9. The orthopedic device as defined in claim 1 in which the first attaching means is a helmet adapted to be worn on the head, said helmet having means for holding said first magnetic element, said second attaching means includes an adjustable supporting belt adapted to be secured to the body and having portions adapted to pass over the shoulders of the body, linkage means secured to the shoulder portions of said belt for carrying the second magnetic element, and said linkage means being vertically adjustable so that said second magnetic element may be located at a predetermined position relative to the magnetic element contained in said helmet so as to cause a magnetic force to be created between said elements.
10. The orthopedic device as defined in claim 9 in which the linkage means includes a pair of V-shaped supports connected to the shoulder portion of said belt and being vertically adjustable with respect thereto by means of rack and pinion connections, said linkage also including a top link formed to extend between said supports and over the head, means attaching said second magnetic element to said top link and rack and pinion connections between the end portions thereof, and said supports for vertical adjustment of said magnetic element relative to said first magnetic element.
References Cited UNITED STATES PATENTS 2,803,879 8/1957 Cook 322 FOREIGN PATENTS 20,530 5/1918 France. 1,024,205 2/ 1958 Germany.
111,276 11/1917 Great Britain.
L. W. TRAPP, Primary Examiner.
US. Cl. X.R.
|Cited Patent||Filing date||Publication date||Applicant||Title|
|US2803879 *||Dec 10, 1954||Aug 27, 1957||Cook Wesley R||Denture|
|DE1024205B *||Dec 12, 1953||Feb 13, 1958||Lappe K G Geb||Extensorartiges Geraet zum Recken der menschlichen Wirbelsaeule|
|FR20530E *||Title not available|
|GB111276A *||Title not available|
|Citing Patent||Filing date||Publication date||Applicant||Title|
|US4529196 *||Feb 25, 1983||Jul 16, 1985||Logan Robert C||Exercise device|
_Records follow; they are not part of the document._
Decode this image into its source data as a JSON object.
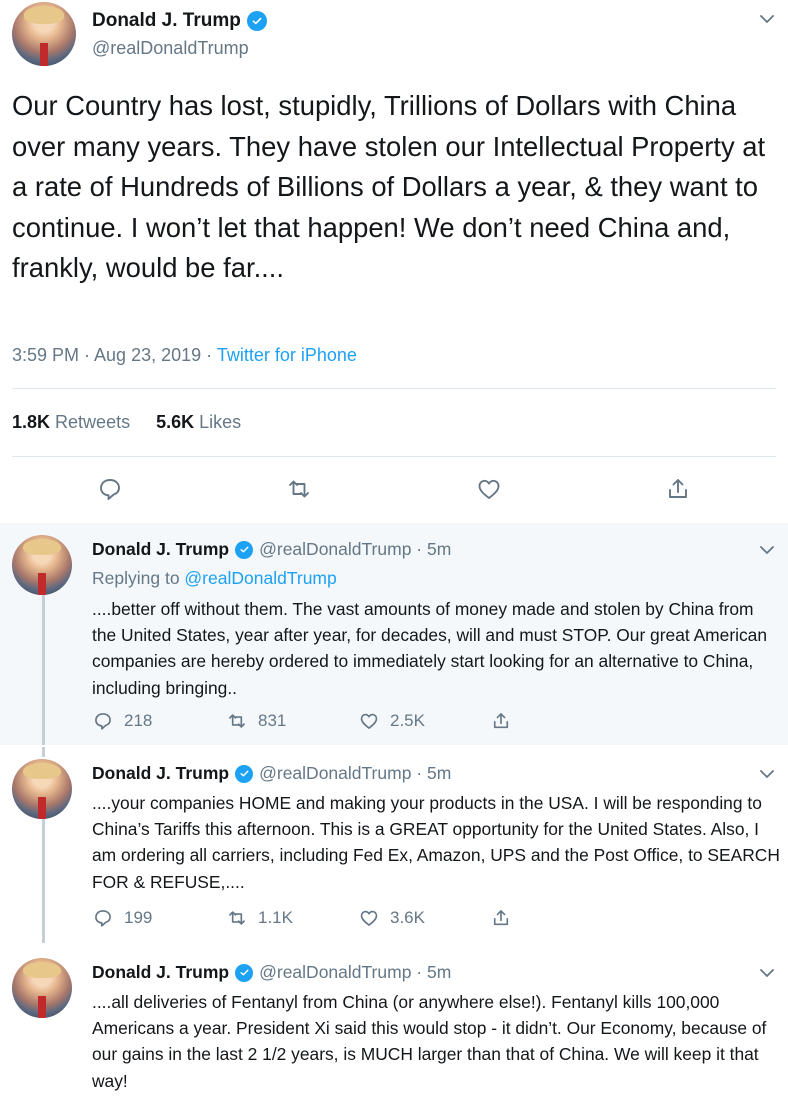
{
  "main_tweet": {
    "author_name": "Donald J. Trump",
    "handle": "@realDonaldTrump",
    "text": "Our Country has lost, stupidly, Trillions of Dollars with China over many years. They have stolen our Intellectual Property at a rate of Hundreds of Billions of Dollars a year, & they want to continue. I won’t let that happen! We don’t need China and, frankly, would be far....",
    "time": "3:59 PM · Aug 23, 2019 · ",
    "source": "Twitter for iPhone",
    "retweets_count": "1.8K",
    "retweets_label": "Retweets",
    "likes_count": "5.6K",
    "likes_label": "Likes"
  },
  "replies": [
    {
      "author_name": "Donald J. Trump",
      "handle": "@realDonaldTrump · 5m",
      "replying_prefix": "Replying to ",
      "replying_to": "@realDonaldTrump",
      "text": "....better off without them. The vast amounts of money made and stolen by China from the United States, year after year, for decades, will and must STOP. Our great American companies are hereby ordered to immediately start looking for an alternative to China, including bringing..",
      "reply_count": "218",
      "retweet_count": "831",
      "like_count": "2.5K"
    },
    {
      "author_name": "Donald J. Trump",
      "handle": "@realDonaldTrump · 5m",
      "text": "....your companies HOME and making your products in the USA. I will be responding to China’s Tariffs this afternoon. This is a GREAT opportunity for the United States. Also, I am ordering all carriers, including Fed Ex, Amazon, UPS and the Post Office, to SEARCH FOR & REFUSE,....",
      "reply_count": "199",
      "retweet_count": "1.1K",
      "like_count": "3.6K"
    },
    {
      "author_name": "Donald J. Trump",
      "handle": "@realDonaldTrump · 5m",
      "text": "....all deliveries of Fentanyl from China (or anywhere else!). Fentanyl kills 100,000 Americans a year. President Xi said this would stop - it didn’t. Our Economy, because of our gains in the last 2 1/2 years, is MUCH larger than that of China. We will keep it that way!"
    }
  ],
  "icons": {
    "verified": "verified-badge-icon",
    "reply": "reply-icon",
    "retweet": "retweet-icon",
    "like": "heart-icon",
    "share": "share-icon",
    "more": "chevron-down-icon"
  },
  "colors": {
    "accent": "#1da1f2",
    "text": "#14171a",
    "muted": "#657786",
    "reply_background": "#f5f8fa"
  }
}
|US4539979 *||Apr 27, 1983||Sep 10, 1985||Bremer Orthopedics, Inc.||Temporary cervical traction maintenance|
|US5005824 *||Jun 21, 1990||Apr 9, 1991||Eichel Herman J||Method of avoiding a continuous clench position of the hand and fingers|
|US5083575 *||Sep 3, 1991||Jan 28, 1992||Jones Hedwig E||Child's sectioned I.V. board|
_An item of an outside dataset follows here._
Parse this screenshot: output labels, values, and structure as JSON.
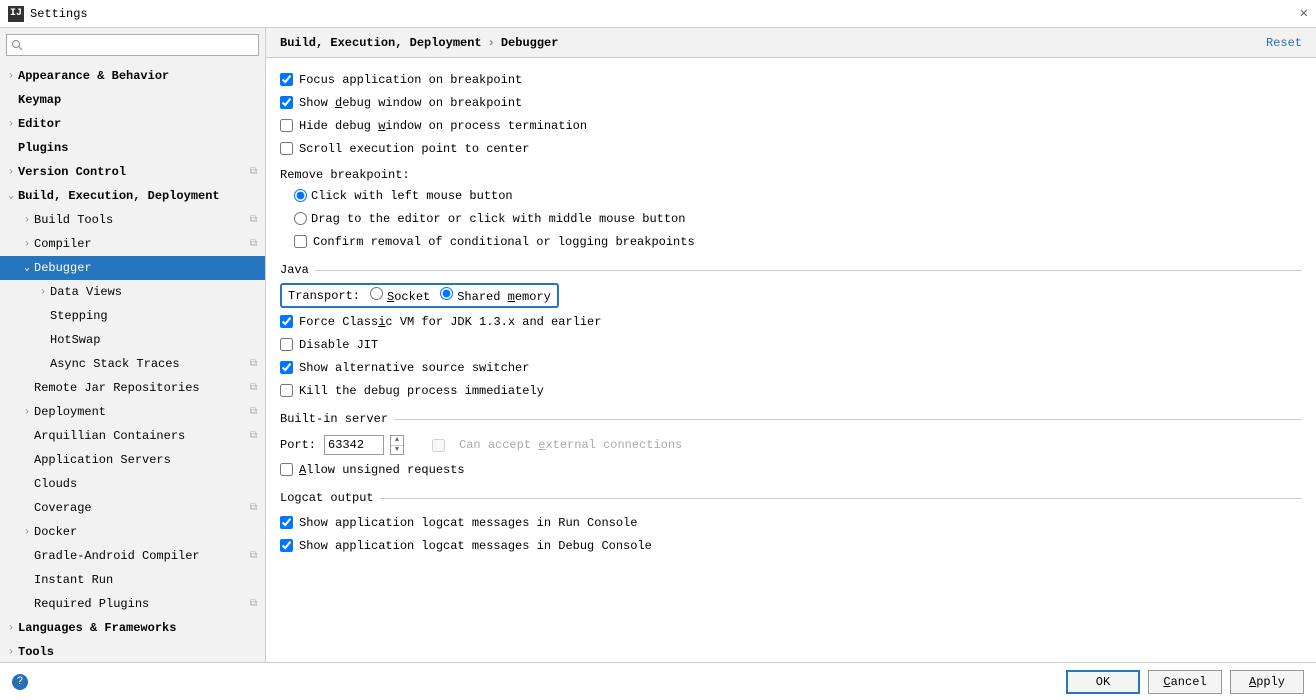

|US5092320 *||Mar 19, 1991||Mar 3, 1992||Empi, Inc.||Knee brace with magnetic securing means|
|US5094226 *||Oct 31, 1990||Mar 10, 1992||Mark T. Medcalf||Continuous passive motion device for the first metatarsal phalangeal joint|
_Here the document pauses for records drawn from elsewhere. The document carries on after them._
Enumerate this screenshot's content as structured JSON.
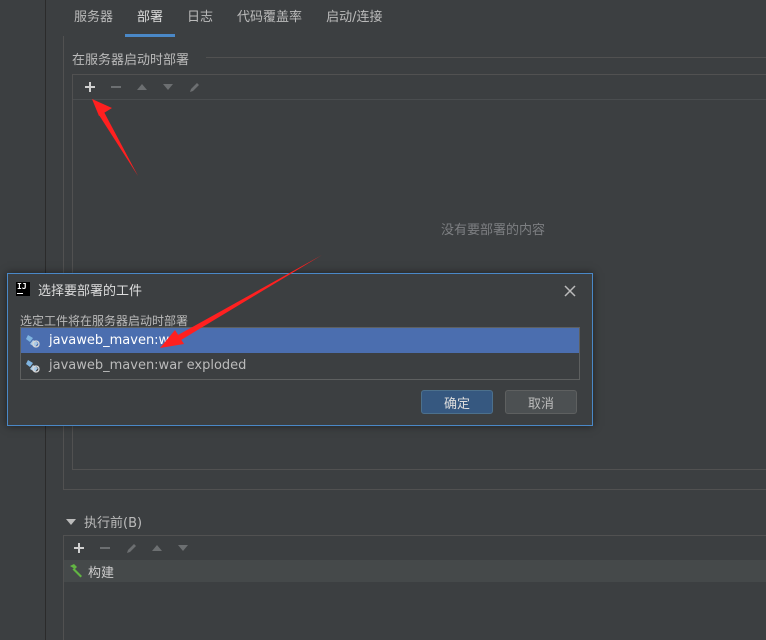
{
  "tabs": [
    {
      "label": "服务器"
    },
    {
      "label": "部署"
    },
    {
      "label": "日志"
    },
    {
      "label": "代码覆盖率"
    },
    {
      "label": "启动/连接"
    }
  ],
  "deploy": {
    "group_title": "在服务器启动时部署",
    "empty_text": "没有要部署的内容"
  },
  "before_launch": {
    "title": "执行前(B)",
    "item": "构建"
  },
  "dialog": {
    "logo": "IJ",
    "title": "选择要部署的工件",
    "label": "选定工件将在服务器启动时部署",
    "items": [
      {
        "label": "javaweb_maven:war"
      },
      {
        "label": "javaweb_maven:war exploded"
      }
    ],
    "ok_label": "确定",
    "cancel_label": "取消"
  },
  "colors": {
    "accent": "#4a88c7",
    "selection": "#4b6eaf",
    "arrow": "#ff2020"
  }
}
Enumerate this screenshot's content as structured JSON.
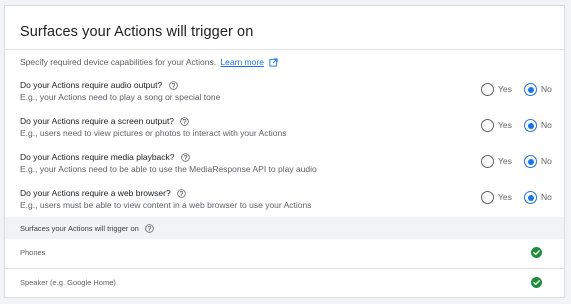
{
  "section": {
    "title": "Surfaces your Actions will trigger on",
    "description": "Specify required device capabilities for your Actions.",
    "learn_more": "Learn more"
  },
  "questions": [
    {
      "label": "Do your Actions require audio output?",
      "hint": "E.g., your Actions need to play a song or special tone",
      "yes": "Yes",
      "no": "No",
      "selected": "No"
    },
    {
      "label": "Do your Actions require a screen output?",
      "hint": "E.g., users need to view pictures or photos to interact with your Actions",
      "yes": "Yes",
      "no": "No",
      "selected": "No"
    },
    {
      "label": "Do your Actions require media playback?",
      "hint": "E.g., your Actions need to be able to use the MediaResponse API to play audio",
      "yes": "Yes",
      "no": "No",
      "selected": "No"
    },
    {
      "label": "Do your Actions require a web browser?",
      "hint": "E.g., users must be able to view content in a web browser to use your Actions",
      "yes": "Yes",
      "no": "No",
      "selected": "No"
    }
  ],
  "surfaces": {
    "header": "Surfaces your Actions will trigger on",
    "items": [
      {
        "name": "Phones",
        "enabled": true
      },
      {
        "name": "Speaker (e.g. Google Home)",
        "enabled": true
      }
    ]
  },
  "colors": {
    "accent": "#1a73e8",
    "success": "#1e8e3e",
    "muted_text": "#5f6368",
    "header_bg": "#f1f3f4"
  },
  "icons": {
    "help": "help-circle-icon",
    "external": "open-in-new-icon",
    "check": "check-circle-icon"
  }
}
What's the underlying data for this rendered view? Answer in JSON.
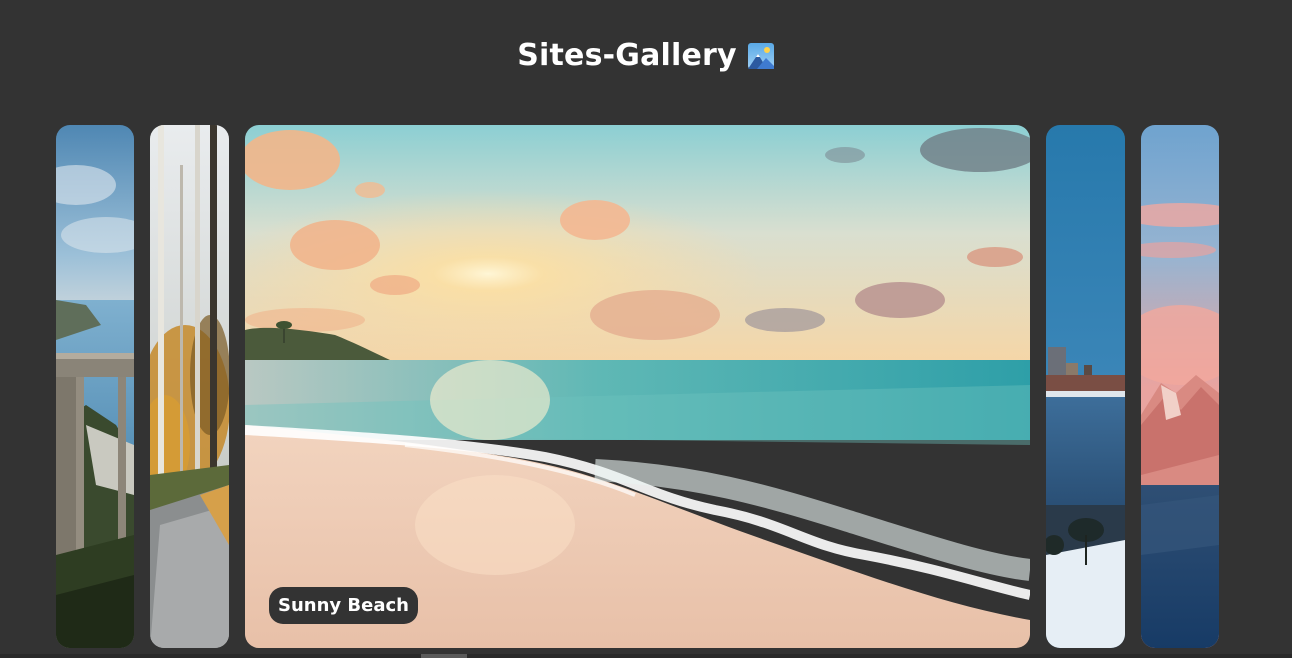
{
  "header": {
    "title": "Sites-Gallery",
    "icon": "landscape-picture-icon"
  },
  "gallery": {
    "active_caption": "Sunny Beach",
    "panels": [
      {
        "scene": "coastal-bridge-image",
        "active": false
      },
      {
        "scene": "autumn-forest-path-image",
        "active": false
      },
      {
        "scene": "sunny-beach-image",
        "active": true
      },
      {
        "scene": "winter-city-lake-image",
        "active": false
      },
      {
        "scene": "pink-mountain-image",
        "active": false
      }
    ]
  },
  "colors": {
    "background": "#333333",
    "caption_background": "#333333",
    "text": "#ffffff"
  }
}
|US5447490 *||Jul 21, 1994||Sep 5, 1995||Smith & Nephew Rolyan, Inc.||Finger rehabilitation system|
|US7867145||Apr 13, 2009||Jan 11, 2011||David Gordon Bearden||Hand exercise device|
|US7887462||Nov 10, 2010||Feb 15, 2011||David Gordon Bearden||Hand exercise device|
|WO1994020171A1 *||Mar 11, 1994||Sep 15, 1994||Bruce W Miller||Isotonic cervical exercise device|
|U.S. Classification||602/21, 482/44, 601/40, 482/148|
|International Classification||A63B23/12, B25J9/00, A61F5/01, A63B23/025, A63B21/00, A61F5/055, A63B23/16|
|Cooperative Classification||A63B23/16, A63B21/00192, A61F5/013, A63B23/1281, B25J9/0006, A63B23/025, A63B21/1449, A61F5/055|
|European Classification||A63B21/00W, A63B21/14D2, A61F5/01D7, A61F5/055, A63B23/025, A63B23/16, B25J9/00E|